“Hold it.  You were at home, then you got stuck during thunderstorms, and finished the trip, and went home?  Did you not get to your destination?  Was your trip canceled?”

 

Even as I write this entry, there is a type of surrealism about this week.  I’m sitting in one of the chairs I have had for over five years, with Amber on my lap, looking at her cat tree and food and a bunch of other items I clearly recognize.  The window still faces east, but the image is different: instead of an empty parking lot across the street, I see a tall tree and an office building.  In other words, the shift has now occurred.  Amber and I have moved to Washington, DC to start my position as a Jefferson Science Fellow.  My first day is next Monday, and I have begun enjoying the exploration of the neighborhoods of McPherson Square and Thomas Circle, and picking up coffee and pastry and fruit at the White House Street Market.

IMG_3656

Amber exploring the new window view

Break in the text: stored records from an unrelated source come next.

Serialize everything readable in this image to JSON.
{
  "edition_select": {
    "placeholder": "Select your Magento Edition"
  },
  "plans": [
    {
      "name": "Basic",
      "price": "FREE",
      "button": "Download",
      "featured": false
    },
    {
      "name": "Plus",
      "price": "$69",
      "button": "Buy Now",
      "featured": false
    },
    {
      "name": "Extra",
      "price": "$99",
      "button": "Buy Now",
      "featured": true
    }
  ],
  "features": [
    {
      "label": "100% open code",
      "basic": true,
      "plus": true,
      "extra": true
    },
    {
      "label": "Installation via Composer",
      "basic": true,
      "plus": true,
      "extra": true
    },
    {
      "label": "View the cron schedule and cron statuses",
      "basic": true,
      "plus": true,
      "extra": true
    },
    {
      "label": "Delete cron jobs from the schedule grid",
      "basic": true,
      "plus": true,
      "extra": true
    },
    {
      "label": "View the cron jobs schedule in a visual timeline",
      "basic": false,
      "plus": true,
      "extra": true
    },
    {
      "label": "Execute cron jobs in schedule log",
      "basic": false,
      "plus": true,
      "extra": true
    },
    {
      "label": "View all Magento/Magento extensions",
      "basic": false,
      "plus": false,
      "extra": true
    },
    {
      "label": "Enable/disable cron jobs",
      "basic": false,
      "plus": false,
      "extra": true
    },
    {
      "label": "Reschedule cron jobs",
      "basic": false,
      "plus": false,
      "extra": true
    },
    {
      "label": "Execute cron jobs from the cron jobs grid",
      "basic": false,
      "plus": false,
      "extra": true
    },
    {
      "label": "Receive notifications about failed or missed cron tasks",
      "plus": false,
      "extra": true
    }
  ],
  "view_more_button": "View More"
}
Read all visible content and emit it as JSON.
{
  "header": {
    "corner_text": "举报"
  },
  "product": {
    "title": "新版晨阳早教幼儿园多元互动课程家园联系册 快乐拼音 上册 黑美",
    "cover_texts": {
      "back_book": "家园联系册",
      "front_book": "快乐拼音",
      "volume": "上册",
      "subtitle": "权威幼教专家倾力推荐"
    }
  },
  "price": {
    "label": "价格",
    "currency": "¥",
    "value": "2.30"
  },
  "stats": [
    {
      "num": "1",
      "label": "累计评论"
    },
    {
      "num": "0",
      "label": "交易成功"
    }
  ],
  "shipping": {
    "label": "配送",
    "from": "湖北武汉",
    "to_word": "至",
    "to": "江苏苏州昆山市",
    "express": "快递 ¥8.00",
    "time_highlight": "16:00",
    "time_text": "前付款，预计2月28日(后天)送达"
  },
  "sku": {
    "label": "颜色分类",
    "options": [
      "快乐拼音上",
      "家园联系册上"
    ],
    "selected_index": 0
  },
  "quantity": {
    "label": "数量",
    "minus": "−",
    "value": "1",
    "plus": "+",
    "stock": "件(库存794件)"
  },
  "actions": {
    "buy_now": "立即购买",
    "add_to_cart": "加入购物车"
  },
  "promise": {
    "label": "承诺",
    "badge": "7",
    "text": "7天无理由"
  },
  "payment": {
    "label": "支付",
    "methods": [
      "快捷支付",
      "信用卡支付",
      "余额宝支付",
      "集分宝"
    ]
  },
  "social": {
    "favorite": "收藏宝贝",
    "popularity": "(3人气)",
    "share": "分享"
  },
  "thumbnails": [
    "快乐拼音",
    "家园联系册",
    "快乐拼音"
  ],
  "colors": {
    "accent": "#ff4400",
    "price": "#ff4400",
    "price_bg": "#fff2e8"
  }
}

My world is changing significantly, and yet some things remain consistent.  I am still an engineering faculty member, but I am thinking about a completely different set of issues this August compared to last August.  Our lab meeting addressed a very interesting topic based on students’ recent experiences, and one that I will be considering very hard in the coming months.  Academia, government, and industry are considered vastly different places, and representing wildly divergent career paths for those with PhDs.  And yet, we’re taught (and have first hand experience) that a variety of people all craft their actions, decisions, and processing of information based on perceived risks, costs, and outcome benefits.  There’s only one challenge.  The benefits that drive most industry teams (profit—hey, I hear the new Aston Martins are really nice) don’t come into play at all for most academic or government folks, and the primary risk keeping academic folks up at night (someone already published my idea in that journal I love!) don’t seem to bother industry or government people much.  A government employee may complain bitterly about the costs of having to work 5-10 hours of overtime one week; many academics and industry research folks take a 60-70 hour average work week as pretty much standard.

 

You may notice that the website (http://www.grouperlab.org) looks very different than a few months ago; that took us a while to work through.  Elliott, our wonder-undergrad, did a pretty thorough redesign and architecture job, but what was more important was not just the scripting language or tab sequences.  We went back to a very basic question: who comes to our lab’s website?  Three different types of groups (yes, it’s that “use case” thing) want distinct types of information, at varying grain sizes.  Even our own GROUPER alums represent different types of interaction profiles.  We’ve got government employees seeing how our work can inform improvements for federal agencies.  GROUPERs are also rising up the ranks in industry, and may be in a position to hire a new or recent grad (in this sense, GROUPER is definitely a distinct and valued brand).  With the lab’s traditional gender mix (somewhere approaching 2/3 female), it’s not surprising that a number of alumnae list their primary function right now as “Mom”.  I see no reason to hide that, or feel guilty or ashamed to highlight such life pathways.  If everything is a system, and GROUPERs look at information everywhere, can’t those skills be applied to everything from medical information use for family members, to understanding the daily experiences of neurodiversity, to getting a front-row seat to the miracles of how humans develop broad processes of learning and skill development sets in ways that still challenge our most sophisticated machine learning algorithms.

 

Over the next few months, the GROUPER blog will be more active again, but it won’t be focusing as much just on our current lab research.  We’re still researching, of course, but we have other stories to tell, and other forms of impact and effect to consider for how we get, share, and use the information we’ve been gathering and lessons we’ve been learning.  Thanks for visiting us again after our quiet period.  Hey, it gets busy learning how to be in multiple places at once.